The average start-up cost of a restaurant is between $100,000 and $300,000, according to "Forbes." While starting a neighborhood sandwich shop is going to cost significantly less than opening a new five-star restaurant, you will still have to contend with expenses fundamental to the food service business.


Unless you plan on operating your sandwich shop out of a van, you’ll need to pay for a location. Location is a prime reason why restaurants succeed or fail, and where your shop is located will have a huge effect on your business and your costs. For a prime spot for lunch-goers, whether you are located in an urban center or a suburban strip mall, rent can be pricey. "Forbes" recommends limiting the cost of rent to 8 percent of your revenue.


From grills to counter stools, you’ll need to outfit your sandwich shop with the right equipment. What type of food you plan on serving will determine what you need to purchase.
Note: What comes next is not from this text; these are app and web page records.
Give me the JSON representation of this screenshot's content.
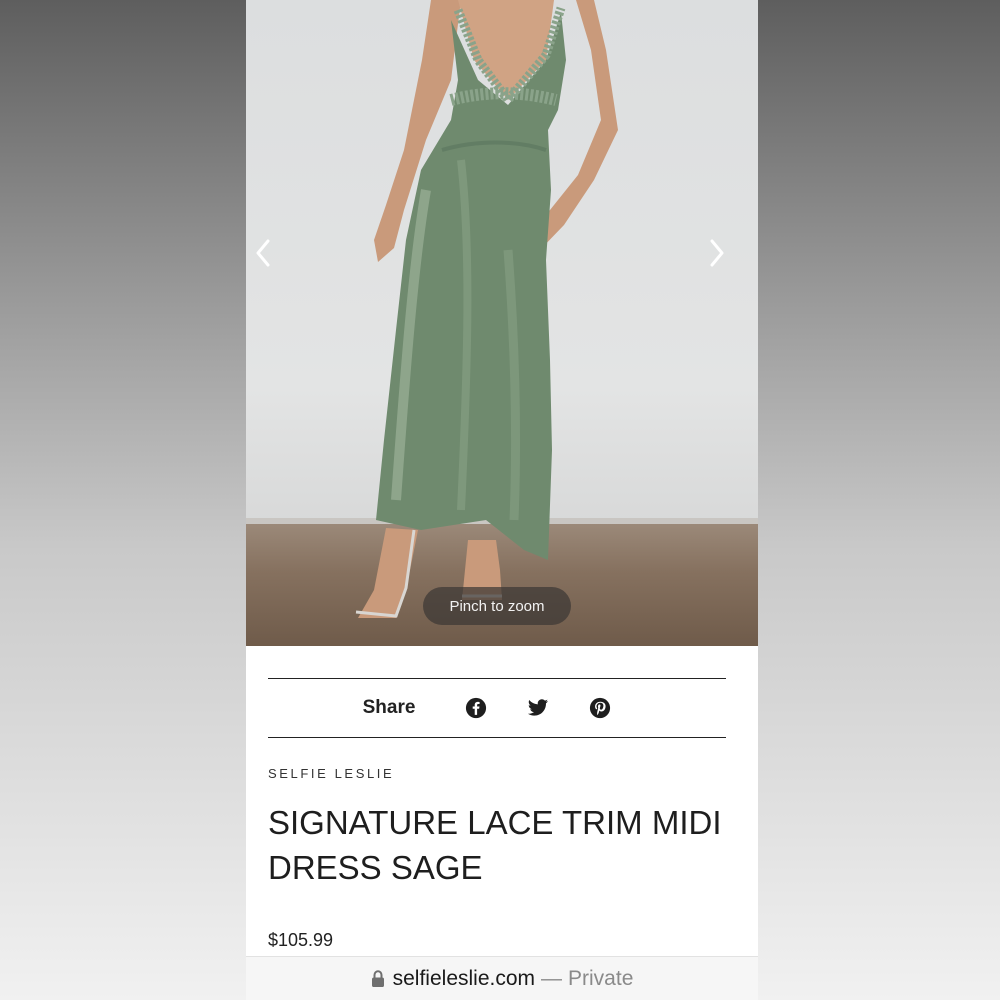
{
  "product_image": {
    "alt": "Model wearing sage satin lace trim midi dress",
    "prev_icon": "chevron-left-icon",
    "next_icon": "chevron-right-icon",
    "pinch_hint": "Pinch to zoom"
  },
  "share": {
    "label": "Share",
    "icons": [
      "facebook-icon",
      "twitter-icon",
      "pinterest-icon"
    ]
  },
  "product": {
    "brand": "SELFIE LESLIE",
    "title": "SIGNATURE LACE TRIM MIDI DRESS SAGE",
    "price": "$105.99"
  },
  "browser": {
    "domain": "selfieleslie.com",
    "separator": "—",
    "mode": "Private",
    "lock_icon": "lock-icon"
  },
  "colors": {
    "dress": "#6f8a6e",
    "pill": "#3c3734",
    "text": "#1e1e1e",
    "private_text": "#8a8a8a"
  }
}
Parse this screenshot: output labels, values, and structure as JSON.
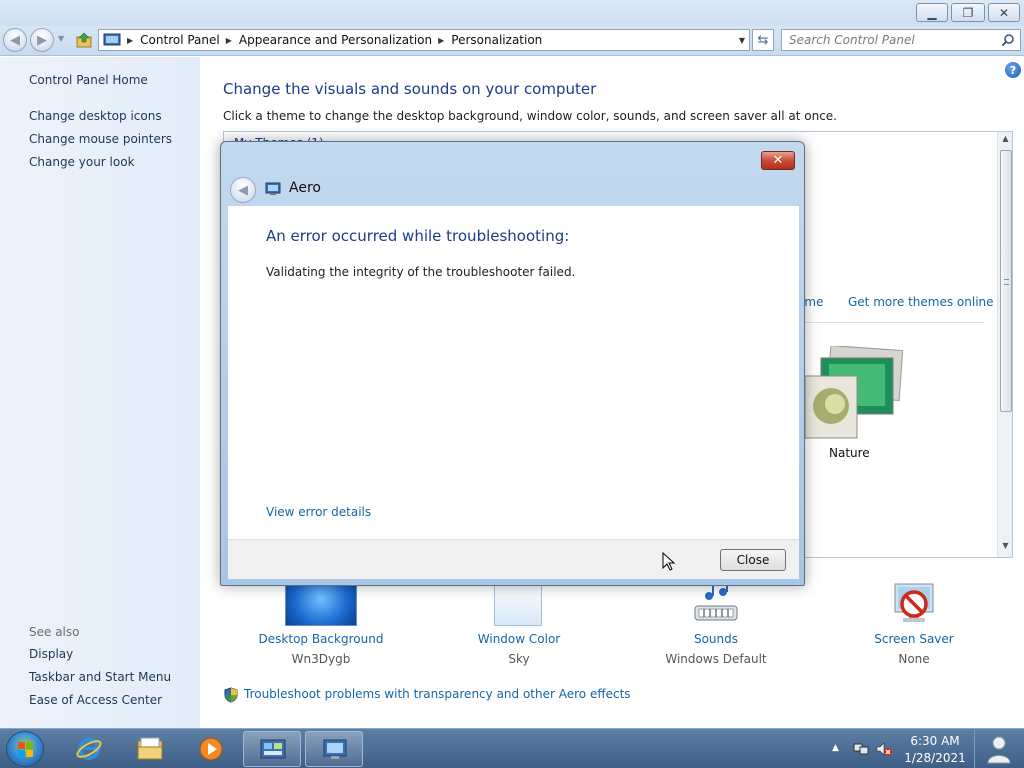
{
  "titlebar": {
    "minimize": "▁",
    "maximize": "❐",
    "close": "✕"
  },
  "nav": {
    "breadcrumbs": [
      "Control Panel",
      "Appearance and Personalization",
      "Personalization"
    ],
    "search_placeholder": "Search Control Panel"
  },
  "sidebar": {
    "home": "Control Panel Home",
    "links": [
      "Change desktop icons",
      "Change mouse pointers",
      "Change your look"
    ],
    "see_also_label": "See also",
    "see_also": [
      "Display",
      "Taskbar and Start Menu",
      "Ease of Access Center"
    ]
  },
  "main": {
    "title": "Change the visuals and sounds on your computer",
    "description": "Click a theme to change the desktop background, window color, sounds, and screen saver all at once.",
    "themes_header": "My Themes (1)",
    "save_theme_link": "eme",
    "get_more_themes_link": "Get more themes online",
    "theme_nature_label": "Nature",
    "help": "?"
  },
  "settings": [
    {
      "label": "Desktop Background",
      "value": "Wn3Dygb"
    },
    {
      "label": "Window Color",
      "value": "Sky"
    },
    {
      "label": "Sounds",
      "value": "Windows Default"
    },
    {
      "label": "Screen Saver",
      "value": "None"
    }
  ],
  "troubleshoot_link": "Troubleshoot problems with transparency and other Aero effects",
  "dialog": {
    "title": "Aero",
    "heading": "An error occurred while troubleshooting:",
    "message": "Validating the integrity of the troubleshooter failed.",
    "details_link": "View error details",
    "close_button": "Close",
    "close_icon": "✕"
  },
  "taskbar": {
    "time": "6:30 AM",
    "date": "1/28/2021",
    "tray_arrow": "▲",
    "icons": [
      "ie-icon",
      "explorer-icon",
      "media-player-icon",
      "control-panel-icon",
      "troubleshooter-icon"
    ]
  },
  "colors": {
    "link": "#1565a8",
    "heading": "#1e3a8c",
    "taskbar": "#3d5f86",
    "dialog_close": "#c74c37"
  }
}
If you plan on selling only cold sandwiches, you won’t need any industrial ovens, fans or grills. But, if you want to serve hot sandwiches such as cheese steaks or other grilled hoagies, you’ll need the works. You’ll also need refrigeration systems, an area for cooking and preparation and seating for your customers. In addition, consider adding a point-of-sale system to better track and automate your sales. All of that will be wrapped into your startup costs in some form or another.


Before your doors are opened to the public, you’ll have to stock your kitchen with food. According to "Forbes," the cost of goods sold should be between 25 percent and 40 percent of revenue. That is a large range; however, your menu will dictate your profit margin. Expensive food such as filet mignon or salmon will cost more per pound so, for your sandwich shop, your costs can be much lower. Don’t skimp on the menu items that will be your specialties, and consider what store-bought items you will make from scratch such as sauces and breads. At the beginning, you’ll want to maintain a tight cap on your food costs to maintain cash flow while you are determining your demand.


Unless you plan on being a one-man gang or recruiting your family for volunteer work in the kitchen, you’ll need to budget for payroll. "Forbes" says payroll should comprise 20 to 25 percent of revenue so put aside enough to meet payroll for the first few months you are open. Consider the type of employee working in your sandwich shop. Whether you will be hiring wait staff, cooks or cashiers, you’ll need to budget for a pay scale that fits your needs and attracts a solid staff.